Professor Stephen Larter FRS
Stephen Larter is an internationally renowned petroleum geochemist whose research is acclaimed in academic and industrial arenas. Stephen played a pivotal role in developing quantitative chemical typing of sedimentary organic matter, which has improved our ability to model petroleum generation.
He pioneered the use of molecular tracers to follow the primary and secondary migration of hydrocarbons. Respectively, this is the path that oil and gas take from the source rock in which they form to the reservoir rock in which they are stored, and their subsequent movement within this rock. Stephen uses similar methods to understand the origins of gas condensates and tar mats, as well as the microbial degradation of oil.
In 1998, Stephen was awarded the prestigious William Smith Medal of the Geological Society of London, and in 2000 he received the Friendship Medal of the People’s Republic of China for his contributions to the country’s economic progress. In 2012, he was elected FRSC, and in 2014 he received the Treibs Medal of the Geochemical Society for lifetime achievements in organic geochemistry.
J.B. Simpson Chair of Geology, Newcastle University, Physics Department
Interest and expertise
- Earth and environmental sciences
- Public understanding of science

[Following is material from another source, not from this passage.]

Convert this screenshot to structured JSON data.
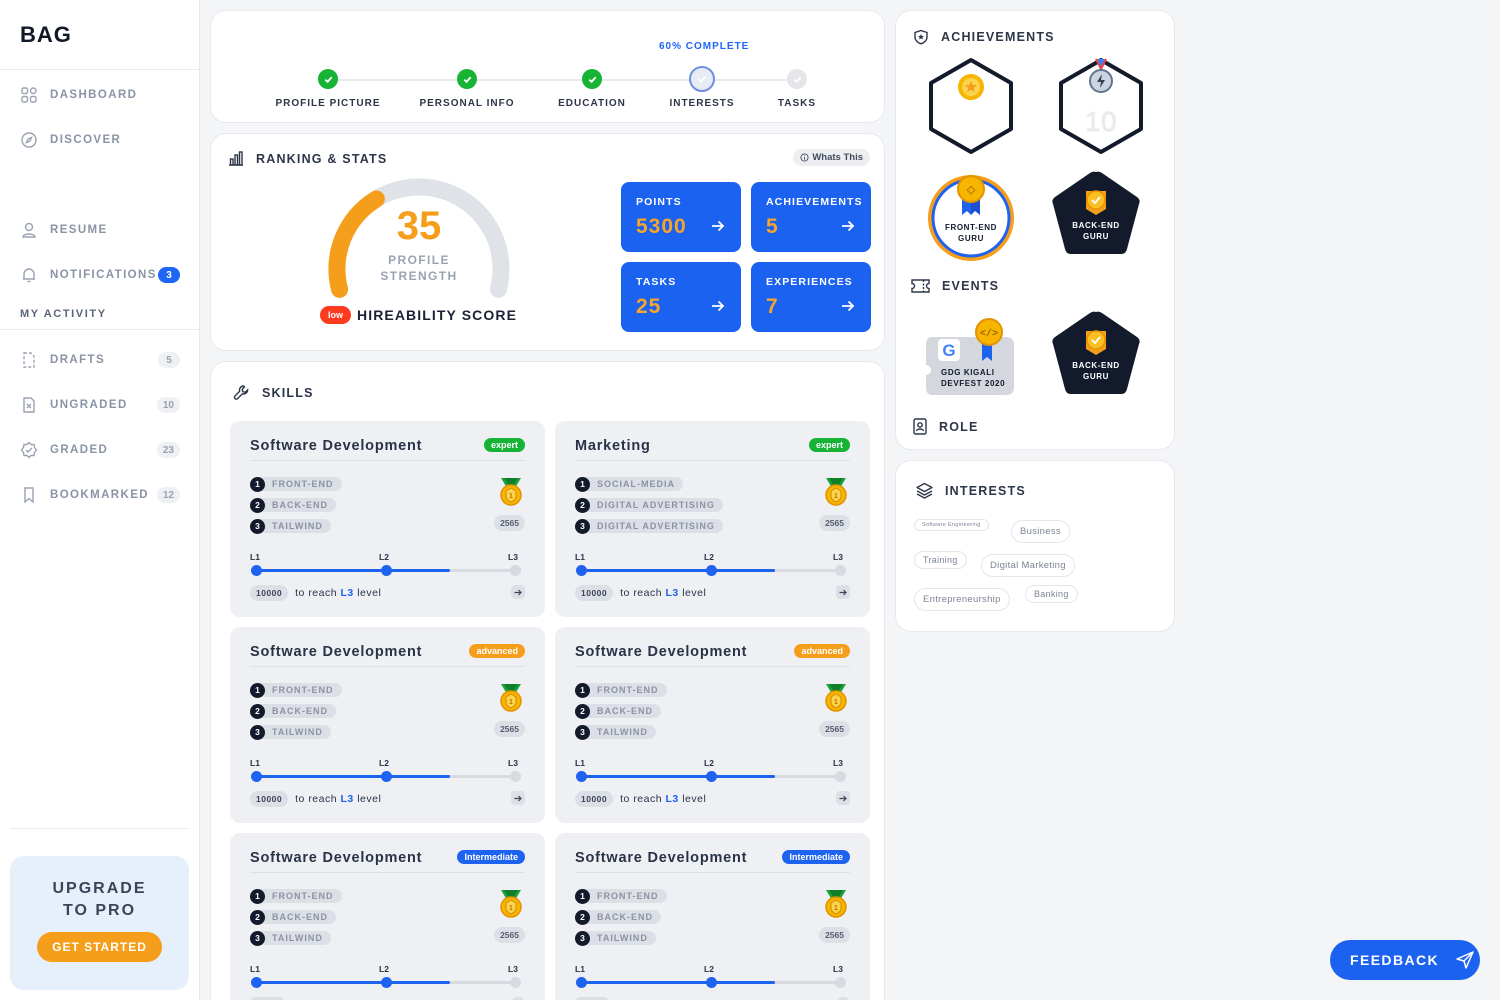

Biogeochemistry, Petroleum, deep biosphere, Analytical chemistry, Earth sciences, Fossil fuels